He said the service is working to quickly implement quality-of-life changes for nuclear-missile personnel that were suggested in a recent grassroots survey. Some of those fixes involve empowering lower-level officers to make more decisions.
“We’re trying hard to eliminate an idea that you can never make a decision, [that] your most-senior boss always has to be the one making the call,” the four-star general said. “There are a lot of things that we need to be doing in that business at the lowest level of authority.”
What We're Following See More »
The Commission on Presidential Debates put out a statement today that gives credence to Donald Trump's claims that he had a bad microphone on Monday night. "Regarding the first debate, there were issues regarding Donald Trump's audio that affected the sound level in the debate hall," read the statement in its entirety.
"A video of Donald Trump testifying under oath about his provocative rhetoric about Mexicans and other Latinos is set to go public" as soon as today. "Trump gave the testimony in June at a law office in Washington in connection with one of two lawsuits he filed last year after prominent chefs reacted to the controversy over his remarks by pulling out of plans to open restaurants at his new D.C. hotel. D.C. Superior Court Judge Brian Holeman said in an order issued Thursday evening that fears the testimony might show up in campaign commercials were no basis to keep the public from seeing the video."

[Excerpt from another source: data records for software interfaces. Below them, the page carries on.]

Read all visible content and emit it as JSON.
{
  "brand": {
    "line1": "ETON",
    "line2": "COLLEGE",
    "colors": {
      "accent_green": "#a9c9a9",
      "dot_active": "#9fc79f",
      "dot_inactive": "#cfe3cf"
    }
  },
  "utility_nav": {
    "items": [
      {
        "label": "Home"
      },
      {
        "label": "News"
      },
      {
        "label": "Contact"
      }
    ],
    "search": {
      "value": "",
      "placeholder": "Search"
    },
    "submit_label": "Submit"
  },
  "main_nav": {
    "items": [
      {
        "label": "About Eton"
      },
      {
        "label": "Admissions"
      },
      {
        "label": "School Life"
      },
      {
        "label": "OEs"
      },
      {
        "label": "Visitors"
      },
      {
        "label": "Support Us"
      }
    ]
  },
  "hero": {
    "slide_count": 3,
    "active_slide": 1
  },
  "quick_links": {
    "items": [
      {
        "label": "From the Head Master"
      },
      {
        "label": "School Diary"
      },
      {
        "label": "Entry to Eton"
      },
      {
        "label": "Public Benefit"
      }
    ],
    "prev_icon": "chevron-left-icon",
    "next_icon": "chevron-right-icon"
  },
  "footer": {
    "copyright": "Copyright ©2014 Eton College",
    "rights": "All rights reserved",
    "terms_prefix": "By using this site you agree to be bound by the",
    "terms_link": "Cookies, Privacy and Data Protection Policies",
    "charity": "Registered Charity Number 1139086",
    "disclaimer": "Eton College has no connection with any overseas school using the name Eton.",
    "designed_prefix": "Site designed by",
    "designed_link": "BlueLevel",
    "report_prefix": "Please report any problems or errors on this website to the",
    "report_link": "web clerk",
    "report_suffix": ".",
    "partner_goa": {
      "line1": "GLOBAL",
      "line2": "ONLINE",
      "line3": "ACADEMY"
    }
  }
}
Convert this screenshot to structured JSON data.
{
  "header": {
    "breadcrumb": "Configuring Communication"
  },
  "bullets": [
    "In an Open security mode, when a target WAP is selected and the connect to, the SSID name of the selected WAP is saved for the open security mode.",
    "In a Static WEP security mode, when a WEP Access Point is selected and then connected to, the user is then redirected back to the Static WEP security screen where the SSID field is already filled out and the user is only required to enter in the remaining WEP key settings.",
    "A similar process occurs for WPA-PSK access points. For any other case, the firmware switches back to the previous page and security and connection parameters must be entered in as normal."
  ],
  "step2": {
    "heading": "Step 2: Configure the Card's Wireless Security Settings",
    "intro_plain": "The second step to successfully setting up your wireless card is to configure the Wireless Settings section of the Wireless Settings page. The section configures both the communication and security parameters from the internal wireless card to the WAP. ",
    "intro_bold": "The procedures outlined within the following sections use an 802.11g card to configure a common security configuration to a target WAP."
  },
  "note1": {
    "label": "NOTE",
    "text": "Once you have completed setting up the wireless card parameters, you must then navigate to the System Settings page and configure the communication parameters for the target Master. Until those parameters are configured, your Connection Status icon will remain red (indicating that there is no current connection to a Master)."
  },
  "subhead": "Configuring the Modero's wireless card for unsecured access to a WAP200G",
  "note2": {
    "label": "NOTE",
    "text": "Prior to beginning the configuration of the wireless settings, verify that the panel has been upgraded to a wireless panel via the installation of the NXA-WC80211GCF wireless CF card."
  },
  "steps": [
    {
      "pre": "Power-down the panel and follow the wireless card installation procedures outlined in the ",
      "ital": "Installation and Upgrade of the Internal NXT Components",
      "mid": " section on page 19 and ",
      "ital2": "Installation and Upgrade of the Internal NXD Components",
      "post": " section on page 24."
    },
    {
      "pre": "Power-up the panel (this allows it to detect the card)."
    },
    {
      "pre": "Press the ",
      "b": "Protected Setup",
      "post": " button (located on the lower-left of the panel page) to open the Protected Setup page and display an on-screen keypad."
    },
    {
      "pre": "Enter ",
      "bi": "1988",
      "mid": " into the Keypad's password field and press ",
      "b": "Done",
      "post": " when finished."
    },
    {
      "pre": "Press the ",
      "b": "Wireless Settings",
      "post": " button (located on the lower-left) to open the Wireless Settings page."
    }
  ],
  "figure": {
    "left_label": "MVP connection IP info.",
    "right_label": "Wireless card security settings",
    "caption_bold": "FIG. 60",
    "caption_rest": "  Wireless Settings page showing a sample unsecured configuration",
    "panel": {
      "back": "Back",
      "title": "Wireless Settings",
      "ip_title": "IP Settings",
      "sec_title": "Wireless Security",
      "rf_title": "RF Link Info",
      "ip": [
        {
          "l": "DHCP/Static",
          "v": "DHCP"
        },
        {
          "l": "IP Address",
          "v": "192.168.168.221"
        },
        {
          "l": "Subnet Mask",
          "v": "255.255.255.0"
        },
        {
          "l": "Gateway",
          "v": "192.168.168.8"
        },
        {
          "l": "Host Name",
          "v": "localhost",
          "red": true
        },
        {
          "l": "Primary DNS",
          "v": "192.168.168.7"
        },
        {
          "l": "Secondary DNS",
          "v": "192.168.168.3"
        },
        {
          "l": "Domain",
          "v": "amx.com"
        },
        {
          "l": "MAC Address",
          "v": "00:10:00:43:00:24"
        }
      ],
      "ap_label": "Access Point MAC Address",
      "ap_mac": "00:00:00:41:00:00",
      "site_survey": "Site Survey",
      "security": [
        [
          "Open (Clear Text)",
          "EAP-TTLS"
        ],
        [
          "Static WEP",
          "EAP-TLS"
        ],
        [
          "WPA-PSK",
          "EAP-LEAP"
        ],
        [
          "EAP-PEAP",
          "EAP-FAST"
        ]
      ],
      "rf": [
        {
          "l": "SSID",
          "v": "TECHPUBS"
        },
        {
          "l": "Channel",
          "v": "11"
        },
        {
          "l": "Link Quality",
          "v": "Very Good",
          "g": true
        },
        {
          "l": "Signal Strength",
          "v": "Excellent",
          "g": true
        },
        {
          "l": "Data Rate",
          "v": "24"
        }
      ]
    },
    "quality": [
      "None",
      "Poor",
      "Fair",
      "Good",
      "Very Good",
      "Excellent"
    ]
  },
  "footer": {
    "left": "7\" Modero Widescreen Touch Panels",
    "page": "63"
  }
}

No matter that his recall of foreign leaders leaves something to be desired, Gary Johnson is the choice of the Chicago Tribune's editorial board. The editors argue that Donald Trump couldn't do the job of president, while hitting Hillary Clinton for "her intent to greatly increase federal spending and taxation, and serious questions about honesty and trust." Which leaves them with Johnson. "Every American who casts a vote for him is standing for principles," they write, "and can be proud of that vote. Yes, proud of a candidate in 2016."
"By all means vote, just not for Donald Trump." That's the message from USA Today editors, who are making the first recommendation on a presidential race in the paper's 34-year history. It's not exactly an endorsement; they make clear that the editorial board "does not have a consensus for a Clinton endorsement." But they state flatly that Donald Trump is, by "unanimous consensus of the editorial board, unfit for the presidency."